News | 30 November 2020

A quarter-century on the poolside

A close call with an armed robbery set Lawrence Hoskins on a career path that suits him just swimmingly.

Lifeguard of 25 years, Louie Hoskins, standing in his uniform smiling in front of Karori Swimming Pool.

Better known as Louie, the father-of-two has recently celebrated his 25th anniversary as a lifeguard – a job he says is super rewarding and balances well with family life.

Louie’s face will be familiar to many Wellington City Council pool users, especially those who frequent Karori Pool and Kilbirnie’s Wellington Regional Aquatic Centre.

Over the years, he has ensured countless kids and adults stay safe in the water, including rescuing a young girl off the bottom of a 5metre-deep pool, and has worked as a swim instructor.

“A lot of the time it’s a pretty cruisy job – but when it’s on, it’s on!”

He says teaching children to swim has been a highlight.

“That’s been really positive – having the parents come to me and say things like ‘my child is now confident to put their face under water’ – helping people’s children thrive in the water and learn a valuable skill.”

Louie’s career at the pools began when he was about 33, following a frightening experience.

“Before I was a lifeguard, me and my wife had a pizza shop in Lower Hutt. One night we got a large order for about $300-worth of pizza. I went to deliver them and couldn’t find the address – it had been a fake order.

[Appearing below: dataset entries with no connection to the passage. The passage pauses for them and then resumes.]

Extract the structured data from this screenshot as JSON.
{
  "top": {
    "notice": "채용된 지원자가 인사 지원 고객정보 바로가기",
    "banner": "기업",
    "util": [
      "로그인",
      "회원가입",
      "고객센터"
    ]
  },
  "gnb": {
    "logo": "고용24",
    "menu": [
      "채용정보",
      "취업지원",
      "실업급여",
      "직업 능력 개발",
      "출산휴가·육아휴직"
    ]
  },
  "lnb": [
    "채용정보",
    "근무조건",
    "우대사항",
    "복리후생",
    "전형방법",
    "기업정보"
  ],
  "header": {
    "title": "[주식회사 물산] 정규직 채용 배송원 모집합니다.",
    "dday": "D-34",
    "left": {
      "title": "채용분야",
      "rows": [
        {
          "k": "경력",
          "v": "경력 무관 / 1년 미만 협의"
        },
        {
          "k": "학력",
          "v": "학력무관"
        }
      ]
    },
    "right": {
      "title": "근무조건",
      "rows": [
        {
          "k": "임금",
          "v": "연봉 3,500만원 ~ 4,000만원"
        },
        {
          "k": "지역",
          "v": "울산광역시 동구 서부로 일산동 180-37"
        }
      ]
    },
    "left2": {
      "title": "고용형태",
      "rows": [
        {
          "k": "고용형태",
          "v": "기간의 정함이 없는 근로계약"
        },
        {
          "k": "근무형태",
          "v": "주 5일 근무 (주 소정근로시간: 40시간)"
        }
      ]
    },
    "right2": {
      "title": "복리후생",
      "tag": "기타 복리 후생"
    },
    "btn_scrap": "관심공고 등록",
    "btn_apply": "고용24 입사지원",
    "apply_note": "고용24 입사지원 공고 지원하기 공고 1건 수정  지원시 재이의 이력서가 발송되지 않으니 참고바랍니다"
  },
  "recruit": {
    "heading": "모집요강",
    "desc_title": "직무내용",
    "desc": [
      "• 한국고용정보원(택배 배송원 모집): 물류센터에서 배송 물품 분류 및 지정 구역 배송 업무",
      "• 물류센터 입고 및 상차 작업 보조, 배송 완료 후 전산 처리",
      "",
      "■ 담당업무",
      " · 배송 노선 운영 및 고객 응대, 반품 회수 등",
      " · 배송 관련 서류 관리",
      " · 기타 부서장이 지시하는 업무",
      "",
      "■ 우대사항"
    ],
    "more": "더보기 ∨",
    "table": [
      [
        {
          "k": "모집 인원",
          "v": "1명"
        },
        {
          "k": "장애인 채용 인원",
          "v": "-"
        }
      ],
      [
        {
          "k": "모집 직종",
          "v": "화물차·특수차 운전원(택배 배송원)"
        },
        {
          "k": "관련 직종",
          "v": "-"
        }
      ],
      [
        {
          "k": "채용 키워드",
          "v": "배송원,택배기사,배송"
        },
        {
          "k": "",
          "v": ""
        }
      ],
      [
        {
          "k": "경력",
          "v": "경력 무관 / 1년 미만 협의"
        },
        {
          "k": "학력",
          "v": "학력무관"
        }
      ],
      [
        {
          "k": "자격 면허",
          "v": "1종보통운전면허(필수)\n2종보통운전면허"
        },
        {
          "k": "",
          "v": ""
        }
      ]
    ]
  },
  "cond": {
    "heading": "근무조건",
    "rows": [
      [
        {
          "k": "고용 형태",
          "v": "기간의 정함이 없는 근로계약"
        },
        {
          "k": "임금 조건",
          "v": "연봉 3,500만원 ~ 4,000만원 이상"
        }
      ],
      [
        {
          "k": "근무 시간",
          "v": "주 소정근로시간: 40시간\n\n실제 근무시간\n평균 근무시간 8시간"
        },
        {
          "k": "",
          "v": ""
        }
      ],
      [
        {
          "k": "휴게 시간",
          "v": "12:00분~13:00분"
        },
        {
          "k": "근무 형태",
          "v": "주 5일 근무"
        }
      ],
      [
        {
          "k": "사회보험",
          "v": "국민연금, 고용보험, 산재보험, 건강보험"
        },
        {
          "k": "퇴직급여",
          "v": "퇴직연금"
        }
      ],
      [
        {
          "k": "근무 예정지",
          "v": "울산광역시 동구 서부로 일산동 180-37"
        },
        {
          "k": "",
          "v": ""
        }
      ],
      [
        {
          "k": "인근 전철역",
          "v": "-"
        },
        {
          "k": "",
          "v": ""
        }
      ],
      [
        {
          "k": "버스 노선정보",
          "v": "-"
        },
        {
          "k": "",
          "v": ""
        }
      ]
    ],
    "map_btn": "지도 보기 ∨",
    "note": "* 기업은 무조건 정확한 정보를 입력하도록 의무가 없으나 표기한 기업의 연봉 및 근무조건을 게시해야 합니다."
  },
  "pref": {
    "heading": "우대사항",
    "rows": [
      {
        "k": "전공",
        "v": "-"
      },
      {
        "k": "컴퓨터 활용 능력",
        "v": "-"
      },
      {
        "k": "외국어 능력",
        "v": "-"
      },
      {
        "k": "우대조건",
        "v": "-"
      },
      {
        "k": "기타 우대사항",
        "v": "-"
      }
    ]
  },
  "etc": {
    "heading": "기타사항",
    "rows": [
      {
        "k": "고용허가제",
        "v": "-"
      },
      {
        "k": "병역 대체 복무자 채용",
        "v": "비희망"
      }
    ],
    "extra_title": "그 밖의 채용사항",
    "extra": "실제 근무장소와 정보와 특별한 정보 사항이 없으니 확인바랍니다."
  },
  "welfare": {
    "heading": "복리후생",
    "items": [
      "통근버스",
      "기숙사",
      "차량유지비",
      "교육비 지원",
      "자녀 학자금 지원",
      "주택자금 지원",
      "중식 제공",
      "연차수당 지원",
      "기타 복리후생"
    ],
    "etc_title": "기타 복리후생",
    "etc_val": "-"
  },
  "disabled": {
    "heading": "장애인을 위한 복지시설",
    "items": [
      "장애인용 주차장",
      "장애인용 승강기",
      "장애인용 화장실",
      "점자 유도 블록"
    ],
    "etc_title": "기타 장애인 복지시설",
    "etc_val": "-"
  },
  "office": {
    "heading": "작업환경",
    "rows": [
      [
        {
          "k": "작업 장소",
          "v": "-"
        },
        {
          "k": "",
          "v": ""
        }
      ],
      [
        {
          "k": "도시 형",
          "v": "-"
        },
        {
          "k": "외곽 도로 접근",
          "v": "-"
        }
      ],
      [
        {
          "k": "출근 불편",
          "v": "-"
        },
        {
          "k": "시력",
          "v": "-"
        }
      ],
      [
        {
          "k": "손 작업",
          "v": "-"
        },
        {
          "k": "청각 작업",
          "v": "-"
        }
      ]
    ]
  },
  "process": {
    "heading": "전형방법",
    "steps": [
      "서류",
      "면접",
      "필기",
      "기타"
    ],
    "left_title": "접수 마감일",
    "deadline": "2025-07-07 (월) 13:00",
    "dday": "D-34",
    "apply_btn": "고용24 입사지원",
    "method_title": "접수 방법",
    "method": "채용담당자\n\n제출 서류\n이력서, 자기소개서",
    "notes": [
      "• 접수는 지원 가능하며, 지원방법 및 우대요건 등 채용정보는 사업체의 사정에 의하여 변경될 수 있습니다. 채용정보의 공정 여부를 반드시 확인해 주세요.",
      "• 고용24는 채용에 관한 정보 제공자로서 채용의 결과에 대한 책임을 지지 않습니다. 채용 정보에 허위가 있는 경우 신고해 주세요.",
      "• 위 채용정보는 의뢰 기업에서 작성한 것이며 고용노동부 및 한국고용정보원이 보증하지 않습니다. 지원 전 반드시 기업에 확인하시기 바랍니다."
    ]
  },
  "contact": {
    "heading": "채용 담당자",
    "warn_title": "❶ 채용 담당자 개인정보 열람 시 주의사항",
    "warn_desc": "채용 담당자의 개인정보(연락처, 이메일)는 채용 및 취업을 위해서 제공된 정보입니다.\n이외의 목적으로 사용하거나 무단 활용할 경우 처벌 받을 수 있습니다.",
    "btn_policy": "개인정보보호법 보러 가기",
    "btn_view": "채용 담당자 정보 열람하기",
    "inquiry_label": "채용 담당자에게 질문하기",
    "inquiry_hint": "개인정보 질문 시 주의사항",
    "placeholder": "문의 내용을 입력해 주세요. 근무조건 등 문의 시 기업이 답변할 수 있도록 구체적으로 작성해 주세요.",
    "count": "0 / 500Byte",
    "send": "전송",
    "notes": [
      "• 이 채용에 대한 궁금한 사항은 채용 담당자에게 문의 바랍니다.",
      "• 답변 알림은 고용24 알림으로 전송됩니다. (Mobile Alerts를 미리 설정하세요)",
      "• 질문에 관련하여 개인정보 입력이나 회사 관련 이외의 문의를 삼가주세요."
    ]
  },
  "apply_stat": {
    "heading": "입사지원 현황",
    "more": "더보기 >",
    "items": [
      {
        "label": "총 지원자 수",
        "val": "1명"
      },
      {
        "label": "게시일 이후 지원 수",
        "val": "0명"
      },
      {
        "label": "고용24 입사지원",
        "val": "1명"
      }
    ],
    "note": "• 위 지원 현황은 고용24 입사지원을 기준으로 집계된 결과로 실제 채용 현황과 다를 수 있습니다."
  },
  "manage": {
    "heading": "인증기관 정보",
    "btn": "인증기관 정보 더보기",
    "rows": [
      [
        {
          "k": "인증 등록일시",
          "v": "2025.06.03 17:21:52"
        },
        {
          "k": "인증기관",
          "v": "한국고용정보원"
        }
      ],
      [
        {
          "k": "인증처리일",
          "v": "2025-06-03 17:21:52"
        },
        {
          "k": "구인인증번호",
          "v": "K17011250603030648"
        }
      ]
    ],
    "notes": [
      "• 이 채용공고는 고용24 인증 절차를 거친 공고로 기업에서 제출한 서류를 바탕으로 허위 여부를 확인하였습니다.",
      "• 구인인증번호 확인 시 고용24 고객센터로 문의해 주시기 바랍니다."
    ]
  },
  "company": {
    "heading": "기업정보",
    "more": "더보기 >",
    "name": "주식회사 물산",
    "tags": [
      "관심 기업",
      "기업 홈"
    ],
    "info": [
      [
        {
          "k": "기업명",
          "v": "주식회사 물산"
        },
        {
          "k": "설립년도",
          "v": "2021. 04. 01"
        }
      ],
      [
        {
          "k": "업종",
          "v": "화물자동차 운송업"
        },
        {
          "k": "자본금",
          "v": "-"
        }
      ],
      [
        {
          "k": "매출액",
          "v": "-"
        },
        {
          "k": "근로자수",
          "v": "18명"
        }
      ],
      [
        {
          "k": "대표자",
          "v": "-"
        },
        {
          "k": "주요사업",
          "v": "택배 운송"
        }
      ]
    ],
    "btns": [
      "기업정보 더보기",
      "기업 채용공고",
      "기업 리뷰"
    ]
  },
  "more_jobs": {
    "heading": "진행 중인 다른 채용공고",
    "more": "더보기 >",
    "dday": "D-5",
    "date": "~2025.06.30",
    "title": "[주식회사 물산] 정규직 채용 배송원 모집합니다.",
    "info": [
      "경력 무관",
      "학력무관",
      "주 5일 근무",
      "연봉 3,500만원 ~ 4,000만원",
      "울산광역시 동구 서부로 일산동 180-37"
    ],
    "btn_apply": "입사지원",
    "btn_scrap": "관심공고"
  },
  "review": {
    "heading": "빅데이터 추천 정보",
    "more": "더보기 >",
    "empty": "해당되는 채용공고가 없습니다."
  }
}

“I got back to my shop and it was surrounded by police cars. A group wearing balaclavas had pinned my wife to the ground with a weapon while they took money from the till. Luckily, she wasn’t hurt, but that was it for the shop – we shut up and left.”

Louie had been out of work for about five weeks when a job advert in the paper caught his wife’s attention.

“She said, ‘what about being a lifeguard?’ I went for it, and I’m still here,” he laughs.

“I was quite nervous when I first started out. I thought I was a good swimmer, but I did the test and I wasn’t quite up to speed. They said go away, swim hard, and then come back.”

Louie says he works with “awesome” people and the job has been flexible, allowing him to earn a living while also being there for his sons, now aged 13 and 15.

“It’s been a really good balance between working and staying home with the kids. It’s been easy to get leave and swap shifts.

“I also love the way this job just keeps me fit – I’m surrounded by motivating people – it keeps me young for my boys.”

A Karori resident, Louie is a keen mountain biker, surfer, and ocean swimmer.

He says it’s been “the people and the management” that have kept him in the job for 25 years, and he has no plans to leave anytime soon.

Karori Pool Operations Manager Parrish Evans says Louie is popular with customers, a pleasure to work with, and an asset to the team.

“Everyone loves him. He’s super friendly, always welcoming, he’s a genuine guy. He’s got a good attitude and good energy.”

Parrish encourages Wellingtonians to get out and enjoy their local pool.

“The lifeguards are always happy to talk and build a rapport with our customers. That’s what makes these pools really unique.”